3.6.2 Engagement and outreach on science and research

DFO continues to collect data and information related to aquaculture, and to undertake leading edge science and research to improve the management of the sector. In addition to increased investments in aquaculture science, DFO will enhance engagement opportunities for external groups to engage in DFO Science priority setting, completion of research, and reporting out. DFO also intends to work with external groups to increase transparency relating to the linkages between science and research and the decision-making process.

3.6.3 Wild/farmed interactions

DFO is committed to managing aquaculture in a manner which protects the health of wild and cultivated stocks in British Columbia. Although the current fish health monitoring programs conducted by British Columbia's aquaculture industry and DFO are extensive and comprehensive, as new science-based information arises, regulatory and industry health programs must adjust and improve accordingly.

In 2014, as a part of continuing science work, DFO initiated the Aquaculture Science Environmental Risk Assessment Initiative ( This initiative builds on the earlier Pathways of Effects for Finfish and Shellfish Aquaculture work completed by the Department (, supporting science-based decision-making with regard to aquaculture activities. The initiative will synthesize data and information, incorporate expert opinion, and provide scientific advice through a series of environmental risk assessments of the potential aquaculture stressors on wild fish and the environment across the country.

4. Evaluation of performance

4.1 Public reporting

DFO has committed to an open and transparent approach to the management of aquaculture in British Columbia. In part, the Department works to achieve this objective through the regular release of information reported by the aquaculture industry and data gathered through DFO's own environmental monitoring and fish health programs.

Providing access to relevant and transparent information is an important component of aquaculture management in British Columbia. Conditions of Licence for marine finfish aquaculture require licence holders to submit a number of reports on a regular basis which relate to ongoing facility operations. Information contained in many of these reports is released publicly by DFO through its aquaculture public reporting website. Public reports on aquaculture in British Columbia are available on the DFO website:

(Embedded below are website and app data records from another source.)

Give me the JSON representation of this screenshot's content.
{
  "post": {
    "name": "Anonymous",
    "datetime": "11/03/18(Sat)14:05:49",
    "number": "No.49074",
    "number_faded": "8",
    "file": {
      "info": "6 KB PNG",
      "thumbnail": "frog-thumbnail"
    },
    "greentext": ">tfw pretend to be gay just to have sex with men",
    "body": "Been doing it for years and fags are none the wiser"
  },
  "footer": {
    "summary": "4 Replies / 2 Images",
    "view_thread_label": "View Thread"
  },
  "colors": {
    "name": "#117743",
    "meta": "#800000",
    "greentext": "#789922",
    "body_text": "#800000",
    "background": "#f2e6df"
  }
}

The following types of information are made publicly available:

DFO will continue to improve the transparency, timeliness and utility of the data which are regularly made publically available on its website. Through ongoing engagement with First Nations and key stakeholders, DFO will continue to work to identify information of interest and to improve overall public reporting related to aquaculture management in the Pacific Region.

A summary report of recent data: Regulating and Monitoring British Columbia's Marine Finfish Aquaculture Facilities 2011–2014 is available online:

4.2 Evaluation of performance

DFO is committed to a process of adaptive and continuous improvement in the management of marine finfish aquaculture. The MF-IMAP sets out general direction and guidance with respect to management objectives, measures, and public reporting/industry performance. The management of aquaculture in British Columbia supports the Government of Canada's broader objective of ensuring the sustainability of the aquaculture industry in Canada.

As the marine finfish aquaculture management framework continues to develop, information gained through reporting required by the Conditions of Licence, information compiled from the Aquaculture Annual Statistics Report, along with DFO collected data, will be used to assist in ongoing reviews of both the performance of marine finfish industry and the marine finfish management framework.

Date modified: